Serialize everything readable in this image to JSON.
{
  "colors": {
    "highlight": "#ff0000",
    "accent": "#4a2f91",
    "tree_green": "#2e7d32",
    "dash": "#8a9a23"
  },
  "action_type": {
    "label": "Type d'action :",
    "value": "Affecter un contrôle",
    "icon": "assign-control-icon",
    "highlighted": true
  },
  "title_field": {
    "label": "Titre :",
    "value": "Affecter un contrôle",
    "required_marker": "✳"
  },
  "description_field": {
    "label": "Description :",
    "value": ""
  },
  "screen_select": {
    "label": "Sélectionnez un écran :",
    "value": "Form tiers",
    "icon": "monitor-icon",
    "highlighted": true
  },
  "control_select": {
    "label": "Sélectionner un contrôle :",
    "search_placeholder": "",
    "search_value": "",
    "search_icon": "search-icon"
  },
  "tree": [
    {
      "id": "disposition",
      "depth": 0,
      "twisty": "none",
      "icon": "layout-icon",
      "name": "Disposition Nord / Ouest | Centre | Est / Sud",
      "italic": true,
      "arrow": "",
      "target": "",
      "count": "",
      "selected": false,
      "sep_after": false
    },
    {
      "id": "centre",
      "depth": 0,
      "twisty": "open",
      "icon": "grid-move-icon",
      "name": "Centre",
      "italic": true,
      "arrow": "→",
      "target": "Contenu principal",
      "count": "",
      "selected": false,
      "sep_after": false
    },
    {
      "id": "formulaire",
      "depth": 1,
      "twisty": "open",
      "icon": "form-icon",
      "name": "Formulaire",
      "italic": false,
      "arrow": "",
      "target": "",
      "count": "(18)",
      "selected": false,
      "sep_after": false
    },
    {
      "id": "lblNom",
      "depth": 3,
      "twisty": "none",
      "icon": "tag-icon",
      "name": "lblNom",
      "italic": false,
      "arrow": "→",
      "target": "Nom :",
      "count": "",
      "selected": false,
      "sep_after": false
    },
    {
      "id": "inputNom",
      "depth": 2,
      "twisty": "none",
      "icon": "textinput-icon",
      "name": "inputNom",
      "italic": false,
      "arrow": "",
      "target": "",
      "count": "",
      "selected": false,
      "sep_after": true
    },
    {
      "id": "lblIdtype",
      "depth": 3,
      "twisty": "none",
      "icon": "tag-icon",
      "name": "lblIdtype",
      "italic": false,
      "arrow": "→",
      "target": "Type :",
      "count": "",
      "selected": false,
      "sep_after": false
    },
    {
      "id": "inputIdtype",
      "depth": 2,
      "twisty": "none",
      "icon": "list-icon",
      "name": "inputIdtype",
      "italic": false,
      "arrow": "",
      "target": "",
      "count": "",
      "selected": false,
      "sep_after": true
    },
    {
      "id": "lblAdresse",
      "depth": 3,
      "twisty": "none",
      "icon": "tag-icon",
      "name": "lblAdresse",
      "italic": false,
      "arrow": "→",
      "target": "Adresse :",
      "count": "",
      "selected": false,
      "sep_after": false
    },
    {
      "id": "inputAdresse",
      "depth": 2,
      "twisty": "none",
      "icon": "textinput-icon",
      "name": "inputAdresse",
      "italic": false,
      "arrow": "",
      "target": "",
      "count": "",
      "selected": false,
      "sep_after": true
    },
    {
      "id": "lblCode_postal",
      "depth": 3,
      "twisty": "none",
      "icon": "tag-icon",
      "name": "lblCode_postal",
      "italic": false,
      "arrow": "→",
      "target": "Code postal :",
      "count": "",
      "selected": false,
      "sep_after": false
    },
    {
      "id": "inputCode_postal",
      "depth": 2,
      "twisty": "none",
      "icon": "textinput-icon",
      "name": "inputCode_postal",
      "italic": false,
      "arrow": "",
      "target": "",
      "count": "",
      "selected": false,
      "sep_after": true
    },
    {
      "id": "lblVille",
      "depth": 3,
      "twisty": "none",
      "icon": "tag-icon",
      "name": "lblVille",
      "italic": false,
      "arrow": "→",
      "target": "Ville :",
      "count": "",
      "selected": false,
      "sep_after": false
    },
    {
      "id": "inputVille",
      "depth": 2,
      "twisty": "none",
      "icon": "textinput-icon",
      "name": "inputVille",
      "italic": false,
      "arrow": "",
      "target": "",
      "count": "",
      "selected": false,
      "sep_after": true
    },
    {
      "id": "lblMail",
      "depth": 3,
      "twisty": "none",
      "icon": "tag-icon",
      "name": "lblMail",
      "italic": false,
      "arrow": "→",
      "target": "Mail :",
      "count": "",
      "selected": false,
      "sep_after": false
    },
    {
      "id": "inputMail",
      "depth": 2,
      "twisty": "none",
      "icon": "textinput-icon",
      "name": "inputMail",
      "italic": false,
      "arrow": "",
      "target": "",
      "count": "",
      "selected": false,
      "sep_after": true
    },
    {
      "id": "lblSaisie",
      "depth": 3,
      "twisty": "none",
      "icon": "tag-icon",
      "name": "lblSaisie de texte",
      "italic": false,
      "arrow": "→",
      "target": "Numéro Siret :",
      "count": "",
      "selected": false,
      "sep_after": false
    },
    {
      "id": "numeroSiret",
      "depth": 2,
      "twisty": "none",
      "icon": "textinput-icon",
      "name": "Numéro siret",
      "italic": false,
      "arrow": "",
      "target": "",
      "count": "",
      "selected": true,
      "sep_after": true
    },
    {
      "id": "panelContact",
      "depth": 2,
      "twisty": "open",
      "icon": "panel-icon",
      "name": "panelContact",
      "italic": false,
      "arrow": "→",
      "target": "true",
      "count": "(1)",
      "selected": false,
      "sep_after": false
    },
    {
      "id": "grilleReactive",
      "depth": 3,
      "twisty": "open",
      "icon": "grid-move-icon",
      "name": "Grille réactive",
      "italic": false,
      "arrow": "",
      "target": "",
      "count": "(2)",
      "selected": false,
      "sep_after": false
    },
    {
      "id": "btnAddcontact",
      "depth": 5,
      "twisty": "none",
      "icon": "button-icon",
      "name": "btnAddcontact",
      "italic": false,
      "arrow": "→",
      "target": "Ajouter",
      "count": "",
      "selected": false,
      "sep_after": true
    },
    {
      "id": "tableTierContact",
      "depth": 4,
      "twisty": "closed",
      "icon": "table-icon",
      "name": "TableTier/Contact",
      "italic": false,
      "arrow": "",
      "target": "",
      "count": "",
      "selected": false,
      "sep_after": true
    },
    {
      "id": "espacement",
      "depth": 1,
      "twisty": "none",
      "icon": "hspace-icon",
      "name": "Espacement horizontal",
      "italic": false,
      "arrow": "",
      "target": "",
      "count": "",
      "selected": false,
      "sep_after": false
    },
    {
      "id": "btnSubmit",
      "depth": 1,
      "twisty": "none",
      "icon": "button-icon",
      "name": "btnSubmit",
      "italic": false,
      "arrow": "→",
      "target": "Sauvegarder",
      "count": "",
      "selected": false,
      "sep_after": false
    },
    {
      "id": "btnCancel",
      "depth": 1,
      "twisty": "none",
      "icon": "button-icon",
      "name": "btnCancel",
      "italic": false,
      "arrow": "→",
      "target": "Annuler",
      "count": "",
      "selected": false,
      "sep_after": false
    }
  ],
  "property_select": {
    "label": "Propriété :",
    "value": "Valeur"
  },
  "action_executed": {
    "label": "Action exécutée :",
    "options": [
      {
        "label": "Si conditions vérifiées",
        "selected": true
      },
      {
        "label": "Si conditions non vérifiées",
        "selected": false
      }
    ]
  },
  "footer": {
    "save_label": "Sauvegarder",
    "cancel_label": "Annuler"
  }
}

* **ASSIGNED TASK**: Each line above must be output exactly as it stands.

* **YOUR SOLUTION**:
Serialize everything readable in this image to JSON.
{
  "colors": {
    "highlight": "#ff0000",
    "accent": "#4a2f91",
    "tree_green": "#2e7d32",
    "dash": "#8a9a23"
  },
  "action_type": {
    "label": "Type d'action :",
    "value": "Affecter un contrôle",
    "icon": "assign-control-icon",
    "highlighted": true
  },
  "title_field": {
    "label": "Titre :",
    "value": "Affecter un contrôle",
    "required_marker": "✳"
  },
  "description_field": {
    "label": "Description :",
    "value": ""
  },
  "screen_select": {
    "label": "Sélectionnez un écran :",
    "value": "Form tiers",
    "icon": "monitor-icon",
    "highlighted": true
  },
  "control_select": {
    "label": "Sélectionner un contrôle :",
    "search_placeholder": "",
    "search_value": "",
    "search_icon": "search-icon"
  },
  "tree": [
    {
      "id": "disposition",
      "depth": 0,
      "twisty": "none",
      "icon": "layout-icon",
      "name": "Disposition Nord / Ouest | Centre | Est / Sud",
      "italic": true,
      "arrow": "",
      "target": "",
      "count": "",
      "selected": false,
      "sep_after": false
    },
    {
      "id": "centre",
      "depth": 0,
      "twisty": "open",
      "icon": "grid-move-icon",
      "name": "Centre",
      "italic": true,
      "arrow": "→",
      "target": "Contenu principal",
      "count": "",
      "selected": false,
      "sep_after": false
    },
    {
      "id": "formulaire",
      "depth": 1,
      "twisty": "open",
      "icon": "form-icon",
      "name": "Formulaire",
      "italic": false,
      "arrow": "",
      "target": "",
      "count": "(18)",
      "selected": false,
      "sep_after": false
    },
    {
      "id": "lblNom",
      "depth": 3,
      "twisty": "none",
      "icon": "tag-icon",
      "name": "lblNom",
      "italic": false,
      "arrow": "→",
      "target": "Nom :",
      "count": "",
      "selected": false,
      "sep_after": false
    },
    {
      "id": "inputNom",
      "depth": 2,
      "twisty": "none",
      "icon": "textinput-icon",
      "name": "inputNom",
      "italic": false,
      "arrow": "",
      "target": "",
      "count": "",
      "selected": false,
      "sep_after": true
    },
    {
      "id": "lblIdtype",
      "depth": 3,
      "twisty": "none",
      "icon": "tag-icon",
      "name": "lblIdtype",
      "italic": false,
      "arrow": "→",
      "target": "Type :",
      "count": "",
      "selected": false,
      "sep_after": false
    },
    {
      "id": "inputIdtype",
      "depth": 2,
      "twisty": "none",
      "icon": "list-icon",
      "name": "inputIdtype",
      "italic": false,
      "arrow": "",
      "target": "",
      "count": "",
      "selected": false,
      "sep_after": true
    },
    {
      "id": "lblAdresse",
      "depth": 3,
      "twisty": "none",
      "icon": "tag-icon",
      "name": "lblAdresse",
      "italic": false,
      "arrow": "→",
      "target": "Adresse :",
      "count": "",
      "selected": false,
      "sep_after": false
    },
    {
      "id": "inputAdresse",
      "depth": 2,
      "twisty": "none",
      "icon": "textinput-icon",
      "name": "inputAdresse",
      "italic": false,
      "arrow": "",
      "target": "",
      "count": "",
      "selected": false,
      "sep_after": true
    },
    {
      "id": "lblCode_postal",
      "depth": 3,
      "twisty": "none",
      "icon": "tag-icon",
      "name": "lblCode_postal",
      "italic": false,
      "arrow": "→",
      "target": "Code postal :",
      "count": "",
      "selected": false,
      "sep_after": false
    },
    {
      "id": "inputCode_postal",
      "depth": 2,
      "twisty": "none",
      "icon": "textinput-icon",
      "name": "inputCode_postal",
      "italic": false,
      "arrow": "",
      "target": "",
      "count": "",
      "selected": false,
      "sep_after": true
    },
    {
      "id": "lblVille",
      "depth": 3,
      "twisty": "none",
      "icon": "tag-icon",
      "name": "lblVille",
      "italic": false,
      "arrow": "→",
      "target": "Ville :",
      "count": "",
      "selected": false,
      "sep_after": false
    },
    {
      "id": "inputVille",
      "depth": 2,
      "twisty": "none",
      "icon": "textinput-icon",
      "name": "inputVille",
      "italic": false,
      "arrow": "",
      "target": "",
      "count": "",
      "selected": false,
      "sep_after": true
    },
    {
      "id": "lblMail",
      "depth": 3,
      "twisty": "none",
      "icon": "tag-icon",
      "name": "lblMail",
      "italic": false,
      "arrow": "→",
      "target": "Mail :",
      "count": "",
      "selected": false,
      "sep_after": false
    },
    {
      "id": "inputMail",
      "depth": 2,
      "twisty": "none",
      "icon": "textinput-icon",
      "name": "inputMail",
      "italic": false,
      "arrow": "",
      "target": "",
      "count": "",
      "selected": false,
      "sep_after": true
    },
    {
      "id": "lblSaisie",
      "depth": 3,
      "twisty": "none",
      "icon": "tag-icon",
      "name": "lblSaisie de texte",
      "italic": false,
      "arrow": "→",
      "target": "Numéro Siret :",
      "count": "",
      "selected": false,
      "sep_after": false
    },
    {
      "id": "numeroSiret",
      "depth": 2,
      "twisty": "none",
      "icon": "textinput-icon",
      "name": "Numéro siret",
      "italic": false,
      "arrow": "",
      "target": "",
      "count": "",
      "selected": true,
      "sep_after": true
    },
    {
      "id": "panelContact",
      "depth": 2,
      "twisty": "open",
      "icon": "panel-icon",
      "name": "panelContact",
      "italic": false,
      "arrow": "→",
      "target": "true",
      "count": "(1)",
      "selected": false,
      "sep_after": false
    },
    {
      "id": "grilleReactive",
      "depth": 3,
      "twisty": "open",
      "icon": "grid-move-icon",
      "name": "Grille réactive",
      "italic": false,
      "arrow": "",
      "target": "",
      "count": "(2)",
      "selected": false,
      "sep_after": false
    },
    {
      "id": "btnAddcontact",
      "depth": 5,
      "twisty": "none",
      "icon": "button-icon",
      "name": "btnAddcontact",
      "italic": false,
      "arrow": "→",
      "target": "Ajouter",
      "count": "",
      "selected": false,
      "sep_after": true
    },
    {
      "id": "tableTierContact",
      "depth": 4,
      "twisty": "closed",
      "icon": "table-icon",
      "name": "TableTier/Contact",
      "italic": false,
      "arrow": "",
      "target": "",
      "count": "",
      "selected": false,
      "sep_after": true
    },
    {
      "id": "espacement",
      "depth": 1,
      "twisty": "none",
      "icon": "hspace-icon",
      "name": "Espacement horizontal",
      "italic": false,
      "arrow": "",
      "target": "",
      "count": "",
      "selected": false,
      "sep_after": false
    },
    {
      "id": "btnSubmit",
      "depth": 1,
      "twisty": "none",
      "icon": "button-icon",
      "name": "btnSubmit",
      "italic": false,
      "arrow": "→",
      "target": "Sauvegarder",
      "count": "",
      "selected": false,
      "sep_after": false
    },
    {
      "id": "btnCancel",
      "depth": 1,
      "twisty": "none",
      "icon": "button-icon",
      "name": "btnCancel",
      "italic": false,
      "arrow": "→",
      "target": "Annuler",
      "count": "",
      "selected": false,
      "sep_after": false
    }
  ],
  "property_select": {
    "label": "Propriété :",
    "value": "Valeur"
  },
  "action_executed": {
    "label": "Action exécutée :",
    "options": [
      {
        "label": "Si conditions vérifiées",
        "selected": true
      },
      {
        "label": "Si conditions non vérifiées",
        "selected": false
      }
    ]
  },
  "footer": {
    "save_label": "Sauvegarder",
    "cancel_label": "Annuler"
  }
}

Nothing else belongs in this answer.